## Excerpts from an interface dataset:
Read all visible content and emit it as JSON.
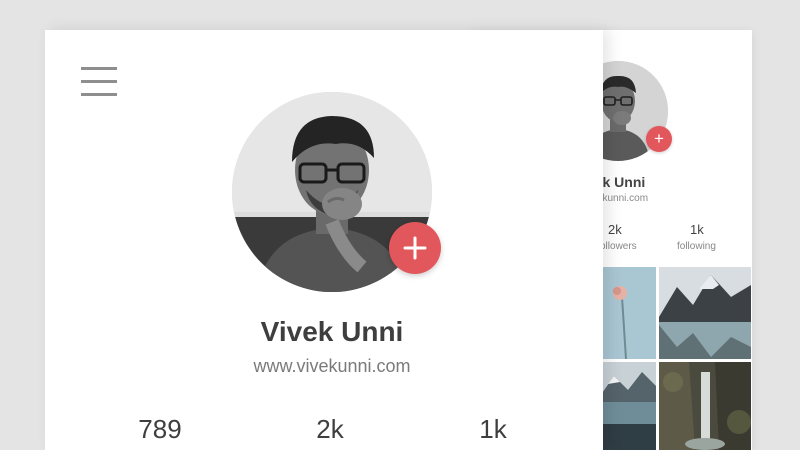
{
  "profile": {
    "name": "Vivek Unni",
    "website": "www.vivekunni.com",
    "add_icon": "plus-icon"
  },
  "stats": [
    {
      "value": "789"
    },
    {
      "value": "2k"
    },
    {
      "value": "1k"
    }
  ],
  "back_card": {
    "name": "ek Unni",
    "website": "vekunni.com",
    "stats": [
      {
        "value": "2k",
        "label": "ollowers"
      },
      {
        "value": "1k",
        "label": "following"
      }
    ]
  },
  "colors": {
    "accent": "#e2575c",
    "text_dark": "#3e3e3e",
    "text_muted": "#7a7a7a",
    "background": "#e4e4e4"
  }
}
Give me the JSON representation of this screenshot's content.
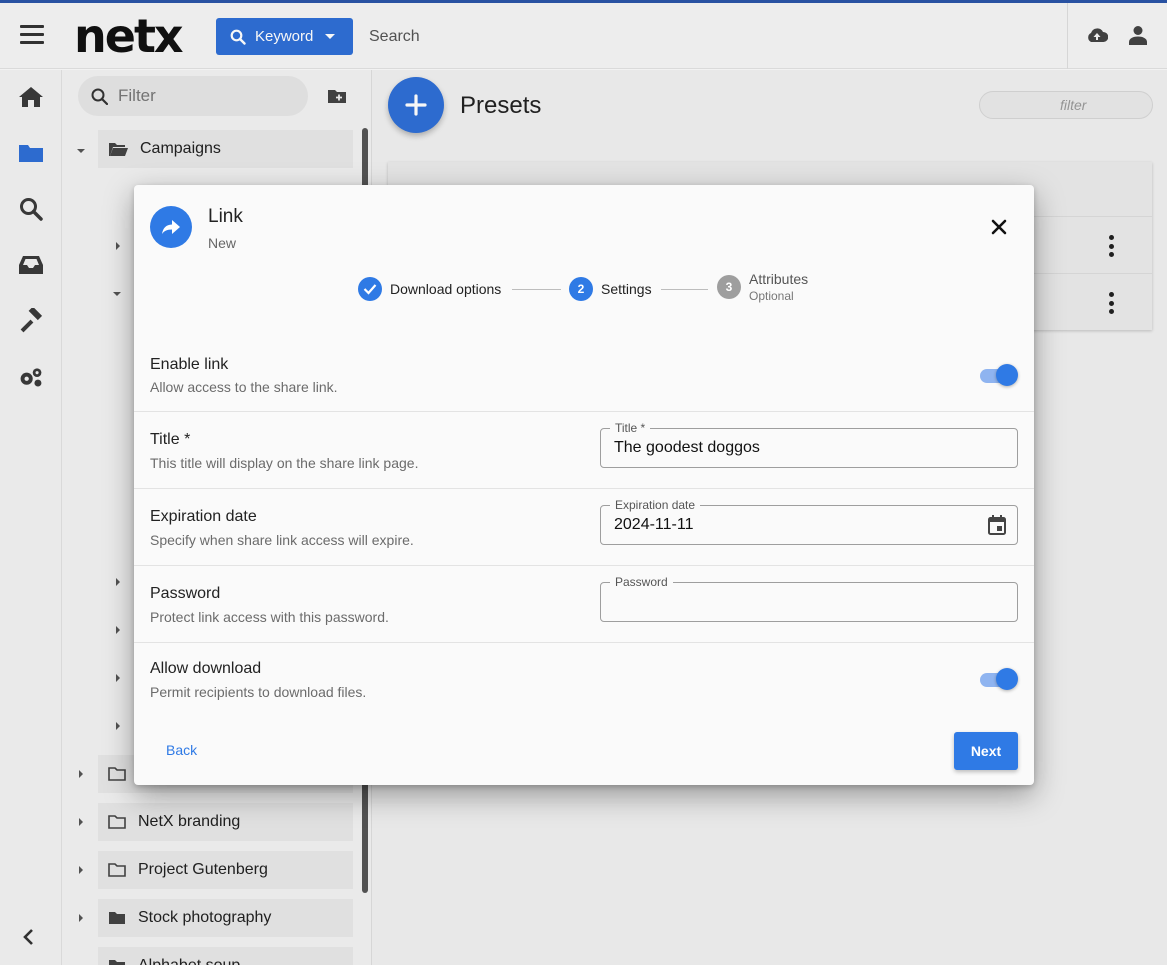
{
  "app": {
    "logo": "netx",
    "search": {
      "mode_label": "Keyword",
      "placeholder": "Search"
    }
  },
  "tree": {
    "filter_placeholder": "Filter",
    "top_item": "Campaigns",
    "folders": [
      "NetX branding",
      "Project Gutenberg",
      "Stock photography",
      "Alphabet soup"
    ]
  },
  "main": {
    "title": "Presets",
    "filter_placeholder": "filter"
  },
  "dialog": {
    "title": "Link",
    "subtitle": "New",
    "steps": [
      {
        "number": "",
        "label": "Download options",
        "sublabel": "",
        "state": "complete"
      },
      {
        "number": "2",
        "label": "Settings",
        "sublabel": "",
        "state": "active"
      },
      {
        "number": "3",
        "label": "Attributes",
        "sublabel": "Optional",
        "state": "pending"
      }
    ],
    "rows": [
      {
        "label": "Enable link",
        "description": "Allow access to the share link.",
        "control": "toggle",
        "enabled": true
      },
      {
        "label": "Title *",
        "description": "This title will display on the share link page.",
        "control": "field",
        "field_label": "Title *",
        "value": "The goodest doggos"
      },
      {
        "label": "Expiration date",
        "description": "Specify when share link access will expire.",
        "control": "date",
        "field_label": "Expiration date",
        "value": "2024-11-11"
      },
      {
        "label": "Password",
        "description": "Protect link access with this password.",
        "control": "field",
        "field_label": "Password",
        "value": ""
      },
      {
        "label": "Allow download",
        "description": "Permit recipients to download files.",
        "control": "toggle",
        "enabled": true
      }
    ],
    "back_label": "Back",
    "next_label": "Next"
  },
  "colors": {
    "accent": "#2f7ae5",
    "brand_button": "#2f6fd6",
    "top_line": "#2b55a8"
  },
  "icons": [
    "hamburger-icon",
    "search-icon",
    "cloud-upload-icon",
    "user-icon",
    "home-icon",
    "folder-icon",
    "inbox-icon",
    "hammer-icon",
    "gears-icon",
    "chevron-left-icon",
    "add-folder-icon",
    "plus-icon",
    "share-icon",
    "close-icon",
    "check-icon",
    "calendar-icon",
    "more-vert-icon"
  ]
}
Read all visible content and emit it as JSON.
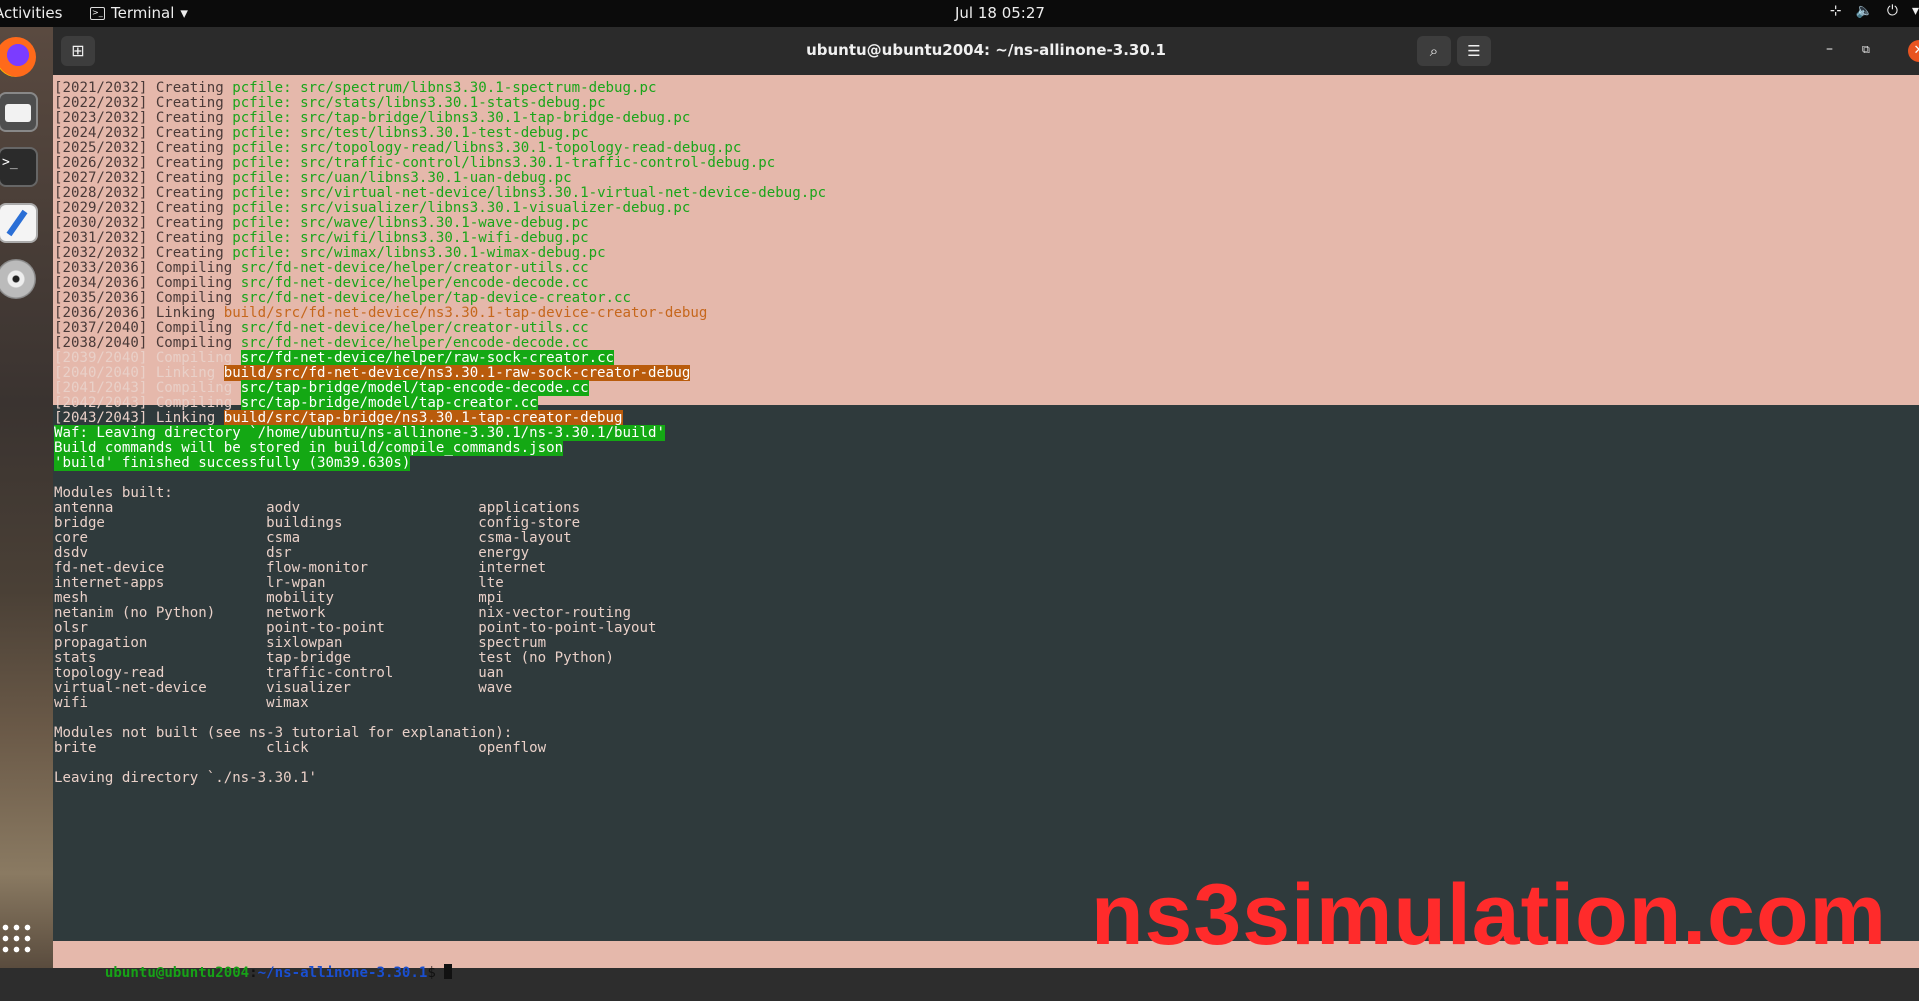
{
  "topbar": {
    "activities": "Activities",
    "app_name": "Terminal",
    "clock": "Jul 18  05:27"
  },
  "window": {
    "title": "ubuntu@ubuntu2004: ~/ns-allinone-3.30.1"
  },
  "terminal": {
    "lines": [
      {
        "p": "[2021/2032] Creating ",
        "k": "pcfile: src/spectrum/libns3.30.1-spectrum-debug.pc",
        "s": "g"
      },
      {
        "p": "[2022/2032] Creating ",
        "k": "pcfile: src/stats/libns3.30.1-stats-debug.pc",
        "s": "g"
      },
      {
        "p": "[2023/2032] Creating ",
        "k": "pcfile: src/tap-bridge/libns3.30.1-tap-bridge-debug.pc",
        "s": "g"
      },
      {
        "p": "[2024/2032] Creating ",
        "k": "pcfile: src/test/libns3.30.1-test-debug.pc",
        "s": "g"
      },
      {
        "p": "[2025/2032] Creating ",
        "k": "pcfile: src/topology-read/libns3.30.1-topology-read-debug.pc",
        "s": "g"
      },
      {
        "p": "[2026/2032] Creating ",
        "k": "pcfile: src/traffic-control/libns3.30.1-traffic-control-debug.pc",
        "s": "g"
      },
      {
        "p": "[2027/2032] Creating ",
        "k": "pcfile: src/uan/libns3.30.1-uan-debug.pc",
        "s": "g"
      },
      {
        "p": "[2028/2032] Creating ",
        "k": "pcfile: src/virtual-net-device/libns3.30.1-virtual-net-device-debug.pc",
        "s": "g"
      },
      {
        "p": "[2029/2032] Creating ",
        "k": "pcfile: src/visualizer/libns3.30.1-visualizer-debug.pc",
        "s": "g"
      },
      {
        "p": "[2030/2032] Creating ",
        "k": "pcfile: src/wave/libns3.30.1-wave-debug.pc",
        "s": "g"
      },
      {
        "p": "[2031/2032] Creating ",
        "k": "pcfile: src/wifi/libns3.30.1-wifi-debug.pc",
        "s": "g"
      },
      {
        "p": "[2032/2032] Creating ",
        "k": "pcfile: src/wimax/libns3.30.1-wimax-debug.pc",
        "s": "g"
      },
      {
        "p": "[2033/2036] Compiling ",
        "k": "src/fd-net-device/helper/creator-utils.cc",
        "s": "g"
      },
      {
        "p": "[2034/2036] Compiling ",
        "k": "src/fd-net-device/helper/encode-decode.cc",
        "s": "g"
      },
      {
        "p": "[2035/2036] Compiling ",
        "k": "src/fd-net-device/helper/tap-device-creator.cc",
        "s": "g"
      },
      {
        "p": "[2036/2036] Linking ",
        "k": "build/src/fd-net-device/ns3.30.1-tap-device-creator-debug",
        "s": "o"
      },
      {
        "p": "[2037/2040] Compiling ",
        "k": "src/fd-net-device/helper/creator-utils.cc",
        "s": "g"
      },
      {
        "p": "[2038/2040] Compiling ",
        "k": "src/fd-net-device/helper/encode-decode.cc",
        "s": "g"
      },
      {
        "p": "[2039/2040] Compiling ",
        "k": "src/fd-net-device/helper/raw-sock-creator.cc",
        "s": "hg"
      },
      {
        "p": "[2040/2040] Linking ",
        "k": "build/src/fd-net-device/ns3.30.1-raw-sock-creator-debug",
        "s": "ho"
      },
      {
        "p": "[2041/2043] Compiling ",
        "k": "src/tap-bridge/model/tap-encode-decode.cc",
        "s": "hg"
      },
      {
        "p": "[2042/2043] Compiling ",
        "k": "src/tap-bridge/model/tap-creator.cc",
        "s": "hg"
      },
      {
        "p": "[2043/2043] Linking ",
        "k": "build/src/tap-bridge/ns3.30.1-tap-creator-debug",
        "s": "ho"
      },
      {
        "p": "",
        "k": "Waf: Leaving directory `/home/ubuntu/ns-allinone-3.30.1/ns-3.30.1/build'",
        "s": "hg"
      },
      {
        "p": "",
        "k": "Build commands will be stored in build/compile_commands.json",
        "s": "hg"
      },
      {
        "p": "",
        "k": "'build' finished successfully (30m39.630s)",
        "s": "hg"
      },
      {
        "p": "",
        "k": "",
        "s": "w"
      },
      {
        "p": "Modules built:",
        "k": "",
        "s": "w"
      },
      {
        "p": "antenna                  aodv                     applications",
        "k": "",
        "s": "w"
      },
      {
        "p": "bridge                   buildings                config-store",
        "k": "",
        "s": "w"
      },
      {
        "p": "core                     csma                     csma-layout",
        "k": "",
        "s": "w"
      },
      {
        "p": "dsdv                     dsr                      energy",
        "k": "",
        "s": "w"
      },
      {
        "p": "fd-net-device            flow-monitor             internet",
        "k": "",
        "s": "w"
      },
      {
        "p": "internet-apps            lr-wpan                  lte",
        "k": "",
        "s": "w"
      },
      {
        "p": "mesh                     mobility                 mpi",
        "k": "",
        "s": "w"
      },
      {
        "p": "netanim (no Python)      network                  nix-vector-routing",
        "k": "",
        "s": "w"
      },
      {
        "p": "olsr                     point-to-point           point-to-point-layout",
        "k": "",
        "s": "w"
      },
      {
        "p": "propagation              sixlowpan                spectrum",
        "k": "",
        "s": "w"
      },
      {
        "p": "stats                    tap-bridge               test (no Python)",
        "k": "",
        "s": "w"
      },
      {
        "p": "topology-read            traffic-control          uan",
        "k": "",
        "s": "w"
      },
      {
        "p": "virtual-net-device       visualizer               wave",
        "k": "",
        "s": "w"
      },
      {
        "p": "wifi                     wimax",
        "k": "",
        "s": "w"
      },
      {
        "p": "",
        "k": "",
        "s": "w"
      },
      {
        "p": "Modules not built (see ns-3 tutorial for explanation):",
        "k": "",
        "s": "w"
      },
      {
        "p": "brite                    click                    openflow",
        "k": "",
        "s": "w"
      },
      {
        "p": "",
        "k": "",
        "s": "w"
      },
      {
        "p": "Leaving directory `./ns-3.30.1'",
        "k": "",
        "s": "w"
      }
    ],
    "prompt_user": "ubuntu@ubuntu2004",
    "prompt_sep": ":",
    "prompt_path": "~/ns-allinone-3.30.1",
    "prompt_end": "$ "
  },
  "watermark": "ns3simulation.com",
  "colors": {
    "pink_bg": "#e5b8ab",
    "dark_bg": "#2f3a3c",
    "green": "#1aa51a",
    "orange": "#c6671c",
    "watermark": "#ff2b2b"
  },
  "icons": [
    "firefox-icon",
    "files-icon",
    "terminal-icon",
    "text-editor-icon",
    "disc-icon",
    "app-grid-icon",
    "network-icon",
    "volume-icon",
    "power-icon",
    "search-icon",
    "menu-icon"
  ]
}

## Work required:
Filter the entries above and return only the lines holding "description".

## Response below:
        "description": "Allow access to the share link.",
        "description": "This title will display on the share link page.",
        "description": "Specify when share link access will expire.",
        "description": "Protect link access with this password.",
        "description": "Permit recipients to download files.",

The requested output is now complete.